- n. A line used in towing a vessel or vehicle.
from Wiktionary, Creative Commons Attribution/Share-Alike License
- n. A line or rope used for towing a vehicle
from the GNU version of the Collaborative International Dictionary of English
- n. A line used to tow vessels; a towrope.
from The Century Dictionary and Cyclopedia
- n. A hawser used for towing vessels. Also towing-rope.
- n. In whaling, the long line which is attached to the toggle-iron or harpoon, and by means of which the whale is made fast to the boat, and may tow it. Also tow-rope.
from WordNet 3.0 Copyright 2006 by Princeton University. All rights reserved.
- n. (nautical) a rope used in towing
Sorry, no etymologies found.
Contact was established with the boat and an offer of a towline was accepted.
We were drifting in darkness in the ocean when we were offered a towline.
They were unhooking the towline when Angel received a transmission from Brother Cyrus.
When the Bulldog returned, a towline was secured and the destroyer was ordered to make for Iceland.
The boarding party then tried to secure a towline from the Bulldog but the tow snapped.
He grabbed the electrical cord towline and dragged the turtle to deeper water.
At 5 p.m., a helicopter was summoned to airlift the crew from the ship while a tugboat owned by Smit Pentow Marine Salvagers, the John Ross, connected a towline to the carrier and began moving it further offshore.
Hmmm…did the guy in the Jeep really hook the towline to the axle?
Once the towline goes taut, she is too far away to speak to.
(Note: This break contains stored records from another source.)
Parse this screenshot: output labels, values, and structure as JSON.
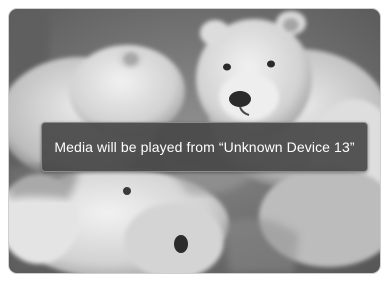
{
  "background": {
    "image_icon": "polar-bear-cubs-photo"
  },
  "notification": {
    "message": "Media will be played from “Unknown Device 13”"
  },
  "colors": {
    "toast_background": "#484848",
    "toast_border": "#8c8c8c",
    "toast_text": "#ffffff"
  }
}
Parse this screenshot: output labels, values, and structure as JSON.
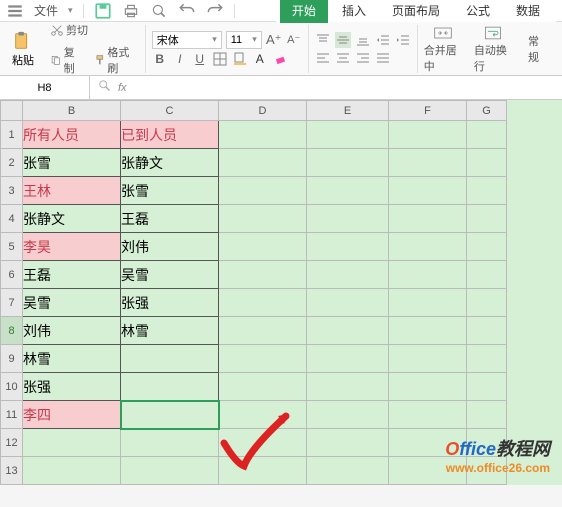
{
  "menubar": {
    "file": "文件"
  },
  "tabs": {
    "start": "开始",
    "insert": "插入",
    "layout": "页面布局",
    "formula": "公式",
    "data": "数据"
  },
  "ribbon": {
    "cut": "剪切",
    "copy": "复制",
    "format_painter": "格式刷",
    "paste": "粘贴",
    "font_name": "宋体",
    "font_size": "11",
    "merge": "合并居中",
    "wrap": "自动换行",
    "normal": "常规"
  },
  "namebox": "H8",
  "cols": [
    "B",
    "C",
    "D",
    "E",
    "F",
    "G"
  ],
  "rows": [
    {
      "n": 1,
      "b": "所有人员",
      "c": "已到人员",
      "hdr": true
    },
    {
      "n": 2,
      "b": "张雪",
      "c": "张静文"
    },
    {
      "n": 3,
      "b": "王林",
      "c": "张雪",
      "hl": true
    },
    {
      "n": 4,
      "b": "张静文",
      "c": "王磊"
    },
    {
      "n": 5,
      "b": "李昊",
      "c": "刘伟",
      "hl": true
    },
    {
      "n": 6,
      "b": "王磊",
      "c": "吴雪"
    },
    {
      "n": 7,
      "b": "吴雪",
      "c": "张强"
    },
    {
      "n": 8,
      "b": "刘伟",
      "c": "林雪",
      "sel": true
    },
    {
      "n": 9,
      "b": "林雪",
      "c": ""
    },
    {
      "n": 10,
      "b": "张强",
      "c": ""
    },
    {
      "n": 11,
      "b": "李四",
      "c": "",
      "hl": true,
      "selC": true
    },
    {
      "n": 12,
      "b": "",
      "c": "",
      "plain": true
    },
    {
      "n": 13,
      "b": "",
      "c": "",
      "plain": true
    }
  ],
  "watermark": {
    "brand_o": "O",
    "brand_rest": "ffice",
    "brand_cn": "教程网",
    "url": "www.office26.com"
  }
}
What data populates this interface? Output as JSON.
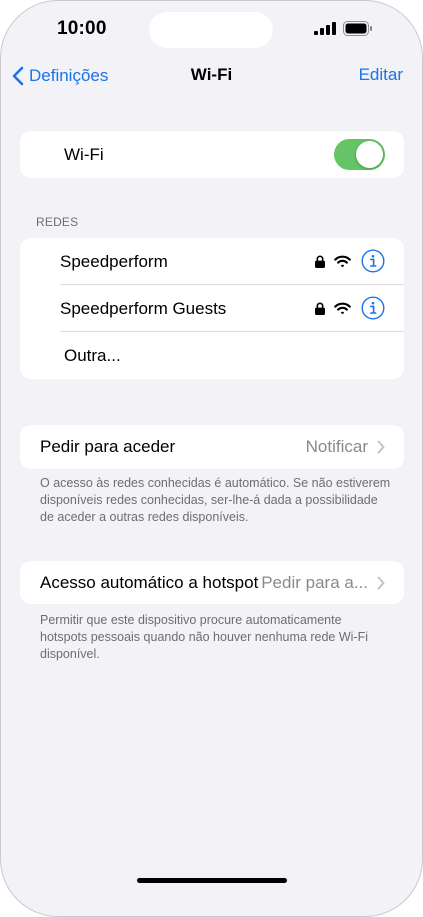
{
  "status_bar": {
    "time": "10:00"
  },
  "nav": {
    "back_label": "Definições",
    "title": "Wi-Fi",
    "edit_label": "Editar"
  },
  "wifi": {
    "label": "Wi-Fi",
    "enabled": true
  },
  "networks": {
    "header": "REDES",
    "items": [
      {
        "name": "Speedperform"
      },
      {
        "name": "Speedperform Guests"
      }
    ],
    "other_label": "Outra..."
  },
  "ask_to_join": {
    "label": "Pedir para aceder",
    "value": "Notificar",
    "footer": "O acesso às redes conhecidas é automático. Se não estiverem disponíveis redes conhecidas, ser-lhe-á dada a possibilidade de aceder a outras redes disponíveis."
  },
  "auto_hotspot": {
    "label": "Acesso automático a hotspot",
    "value": "Pedir para a...",
    "footer": "Permitir que este dispositivo procure automaticamente hotspots pessoais quando não houver nenhuma rede Wi-Fi disponível."
  },
  "colors": {
    "accent": "#1a73e8",
    "toggle_on": "#65c466",
    "background": "#f2f2f7",
    "secondary_text": "#6d6d72"
  },
  "icons": [
    "chevron-left-icon",
    "lock-icon",
    "wifi-icon",
    "info-icon",
    "chevron-right-icon",
    "signal-icon",
    "battery-icon"
  ]
}
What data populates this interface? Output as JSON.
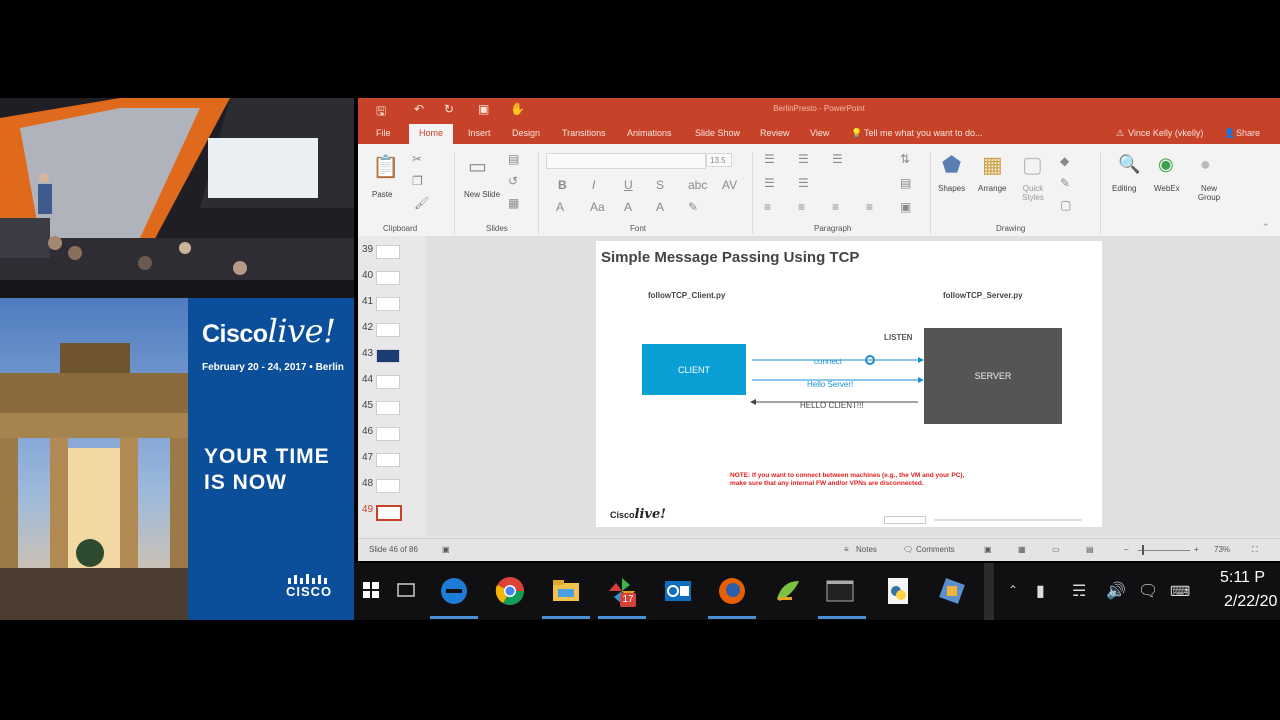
{
  "event": {
    "brand_cisco": "Cisco",
    "brand_live": "live!",
    "dates": "February 20 - 24, 2017 • Berlin",
    "tagline_1": "YOUR TIME",
    "tagline_2": "IS NOW",
    "footer_brand": "CISCO"
  },
  "window": {
    "title": "BerlinPresto - PowerPoint",
    "user": "Vince Kelly (vkelly)",
    "share": "Share"
  },
  "tabs": [
    "File",
    "Home",
    "Insert",
    "Design",
    "Transitions",
    "Animations",
    "Slide Show",
    "Review",
    "View"
  ],
  "tell_me": "Tell me what you want to do...",
  "ribbon": {
    "paste": "Paste",
    "new_slide": "New Slide",
    "font_size": "13.5",
    "shapes": "Shapes",
    "arrange": "Arrange",
    "quick_styles": "Quick Styles",
    "editing": "Editing",
    "webex": "WebEx",
    "new_group": "New Group",
    "groups": {
      "clipboard": "Clipboard",
      "slides": "Slides",
      "font": "Font",
      "paragraph": "Paragraph",
      "drawing": "Drawing"
    }
  },
  "thumbnails": [
    "39",
    "40",
    "41",
    "42",
    "43",
    "44",
    "45",
    "46",
    "47",
    "48",
    "49"
  ],
  "slide": {
    "title": "Simple Message Passing Using TCP",
    "client_file": "followTCP_Client.py",
    "server_file": "followTCP_Server.py",
    "client_label": "CLIENT",
    "server_label": "SERVER",
    "listen": "LISTEN",
    "connect": "connect",
    "hello_server": "Hello Server!",
    "hello_client": "HELLO CLIENT!!!",
    "note_1": "NOTE: If you want to connect between machines (e.g., the VM and your PC),",
    "note_2": "make sure that any internal FW and/or VPNs are disconnected.",
    "footer_logo_cisco": "Cisco",
    "footer_logo_live": "live!"
  },
  "status": {
    "slide_info": "Slide 46 of 86",
    "notes": "Notes",
    "comments": "Comments",
    "zoom": "73%"
  },
  "taskbar": {
    "outlook_badge": "17",
    "time": "5:11 P",
    "date": "2/22/20"
  },
  "colors": {
    "ppt_accent": "#c6432a",
    "cisco_blue": "#0b4f9a",
    "client_box": "#0aa0d6",
    "server_box": "#555555",
    "note_red": "#e02020"
  }
}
And again all this taking place with the Navy snipers lined up and they took out three pirates who were onboard that lifeboat, then shimmied over on the towline and rescued Captain Phillips.